Yet evidence is mounting that having a working mother has some economic, educational and social benefits for children of both sexes. That is not to say that children do not also benefit when their parents spend more time with them — they do. But we make trade-offs in how we spend our time, and research shows that children of working parents also accrue benefits.
In a new study of 50,000 adults in 25 countries, daughters of working mothers completed more years of education, were more likely to be employed and in supervisory roles and earned higher incomes. Having a working mother didn’t influence the careers of sons, which researchers said was unsurprising because men were generally expected to work — but sons of working mothers did spend more time on child care and housework. Full Article.
In my previous post, “Reading Research on the Family,” I indicated that I am a fan of dismantling conventional wisdom held around motherhood and the family. Stephanie Coontz had me drinking that Kool-Aid after I read her books, The Way We Never Were and The Way We Really Are. So when I stumbled upon an article discussing trends around delaying motherhood that questioned the notion that modern advances like technology and the pill have helped women put off childbirth until later in life, I was hooked.
The article, “Long Before the Pill, American Women Put Off Motherhood Until Their Thirties”, which appeared in Quartz, looks back through history at the changing tides around planned motherhood. The author, Jenna Healey, proposes that cultural/economic factors are often overlooked in favor of biology/technology within childrearing discourse. The media is saturated with headlines about “career women” tricking Mother Nature by using new-fangled procedures to put off having children so as not to jeopardize advancement in their field. It’s no wonder we gravitate towards the belief that women are having children at later ages thanks to technology and the old biological ticker. But in comparing birth statistics, Healey found parallel times in history when women had children later in life: 1920, 1940, and 1980. Each of these time periods was marked by economic downturn. Families waited to have kids for financial reasons: both due to concern around affording them, and because women were expected to work outside the home to support their middle class lifestyles. It was during the post-war baby boom that women began having babies at younger ages. In fact, another so-called threat to the institution of the American family that Healey dismantles is the current teen pregnancy crisis.
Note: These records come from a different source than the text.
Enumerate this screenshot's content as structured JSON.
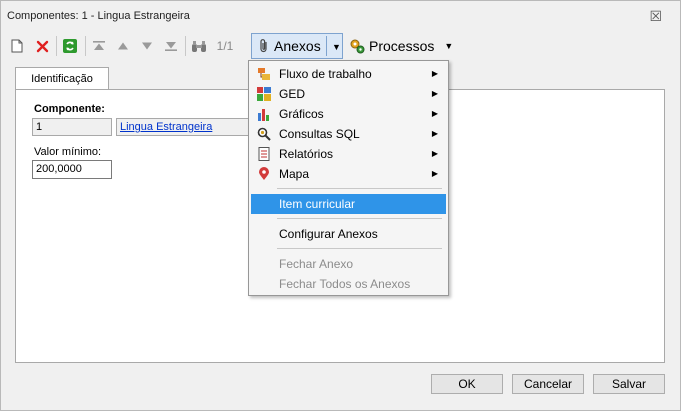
{
  "window": {
    "title": "Componentes: 1 - Lingua Estrangeira",
    "close_glyph": "☒"
  },
  "toolbar": {
    "record_position": "1/1",
    "anexos_label": "Anexos",
    "processos_label": "Processos"
  },
  "tabs": [
    {
      "label": "Identificação"
    }
  ],
  "form": {
    "componente_label": "Componente:",
    "componente_code": "1",
    "componente_name": "Lingua Estrangeira",
    "valor_minimo_label": "Valor mínimo:",
    "valor_minimo_value": "200,0000"
  },
  "buttons": {
    "ok": "OK",
    "cancel": "Cancelar",
    "save": "Salvar"
  },
  "menu": {
    "items": [
      {
        "label": "Fluxo de trabalho",
        "submenu": true,
        "icon": "workflow-icon"
      },
      {
        "label": "GED",
        "submenu": true,
        "icon": "ged-icon"
      },
      {
        "label": "Gráficos",
        "submenu": true,
        "icon": "chart-icon"
      },
      {
        "label": "Consultas SQL",
        "submenu": true,
        "icon": "sql-query-icon"
      },
      {
        "label": "Relatórios",
        "submenu": true,
        "icon": "report-icon"
      },
      {
        "label": "Mapa",
        "submenu": true,
        "icon": "map-pin-icon"
      },
      {
        "label": "Item curricular",
        "highlighted": true
      },
      {
        "label": "Configurar Anexos"
      },
      {
        "label": "Fechar Anexo",
        "disabled": true
      },
      {
        "label": "Fechar Todos os Anexos",
        "disabled": true
      }
    ]
  },
  "colors": {
    "highlight": "#2f94e8",
    "link": "#0033cc",
    "delete_red": "#e02020",
    "refresh_green": "#2e9a2e"
  }
}
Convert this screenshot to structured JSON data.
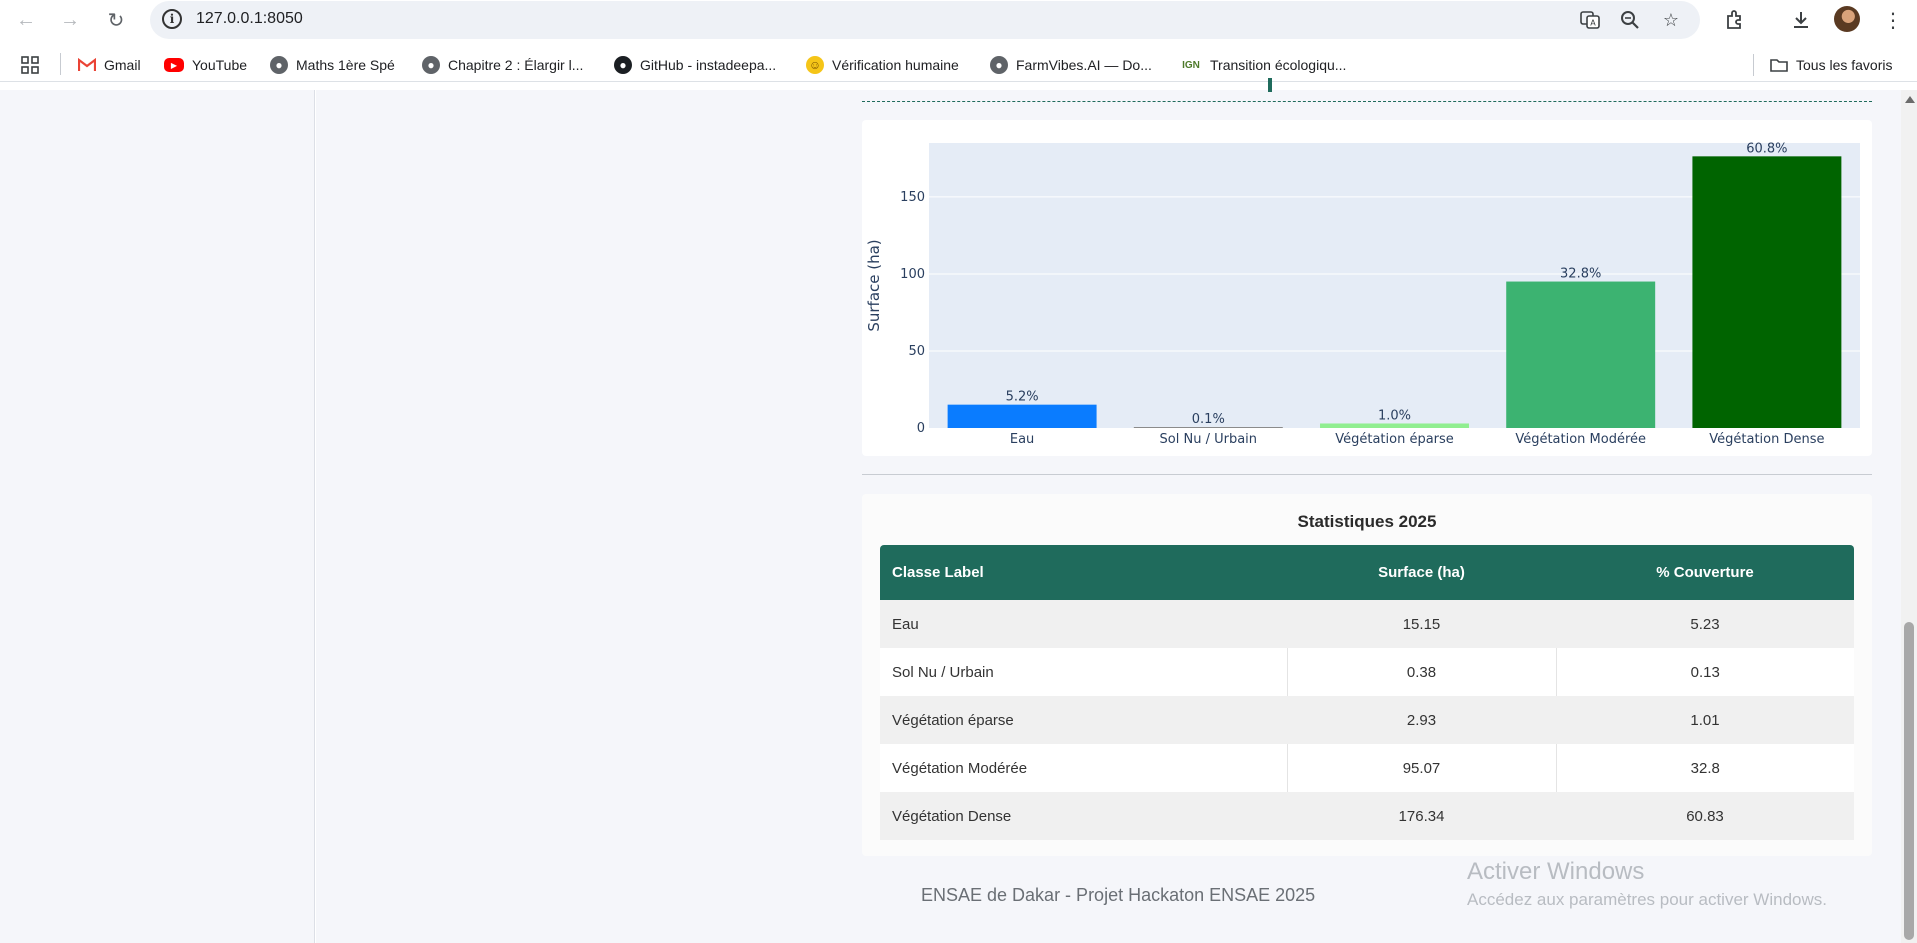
{
  "browser": {
    "url": "127.0.0.1:8050",
    "bookmarks": [
      {
        "label": "Gmail",
        "icon": "gmail-icon"
      },
      {
        "label": "YouTube",
        "icon": "youtube-icon"
      },
      {
        "label": "Maths 1ère Spé",
        "icon": "globe-icon"
      },
      {
        "label": "Chapitre 2 : Élargir l...",
        "icon": "globe-icon"
      },
      {
        "label": "GitHub - instadeepa...",
        "icon": "github-icon"
      },
      {
        "label": "Vérification humaine",
        "icon": "emoji-icon"
      },
      {
        "label": "FarmVibes.AI — Do...",
        "icon": "globe-icon"
      },
      {
        "label": "Transition écologiqu...",
        "icon": "ign-icon"
      }
    ],
    "ign_badge": "IGN",
    "all_bookmarks_label": "Tous les favoris"
  },
  "chart_data": {
    "type": "bar",
    "categories": [
      "Eau",
      "Sol Nu / Urbain",
      "Végétation éparse",
      "Végétation Modérée",
      "Végétation Dense"
    ],
    "values": [
      15.15,
      0.38,
      2.93,
      95.07,
      176.34
    ],
    "data_labels": [
      "5.2%",
      "0.1%",
      "1.0%",
      "32.8%",
      "60.8%"
    ],
    "colors": [
      "#0a7cff",
      "#8b8b8b",
      "#90ee90",
      "#3cb371",
      "#006400"
    ],
    "ylabel": "Surface (ha)",
    "xlabel": "",
    "yticks": [
      0,
      50,
      100,
      150
    ],
    "ylim": [
      0,
      185
    ],
    "grid": true,
    "plot_bg": "#e5ecf6"
  },
  "stats": {
    "title": "Statistiques 2025",
    "headers": [
      "Classe Label",
      "Surface (ha)",
      "% Couverture"
    ],
    "rows": [
      [
        "Eau",
        "15.15",
        "5.23"
      ],
      [
        "Sol Nu / Urbain",
        "0.38",
        "0.13"
      ],
      [
        "Végétation éparse",
        "2.93",
        "1.01"
      ],
      [
        "Végétation Modérée",
        "95.07",
        "32.8"
      ],
      [
        "Végétation Dense",
        "176.34",
        "60.83"
      ]
    ],
    "header_color": "#1f6b5c"
  },
  "footer": "ENSAE de Dakar - Projet Hackaton ENSAE 2025",
  "watermark": {
    "title": "Activer Windows",
    "subtitle": "Accédez aux paramètres pour activer Windows."
  }
}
The birth rate for girls age 15-19 during the baby boom years was 96.3 per every 1000 births; the current statistic is 26.6 per 1000. Sure, the legacy of the new social movements in the 70s and the increasing availability of contraception contributed to the creeping rise in age of first-time mothers. But once again, Healey points to the lagging economy as a contributor to the increase.
Healey concludes her essay with a nod to the technology currently available to would-be mothers looking to delay pregnancy. However, given the less acknowledged economic/cultural factors that have contributed to the rise in age of mothers, Healey concludes her piece with a plea to support working mothers, in the hopes that culture will follow and once again change history.
Written by: Jenny Nigro, M.o.M online intern
Photo source: Wikimedia Commons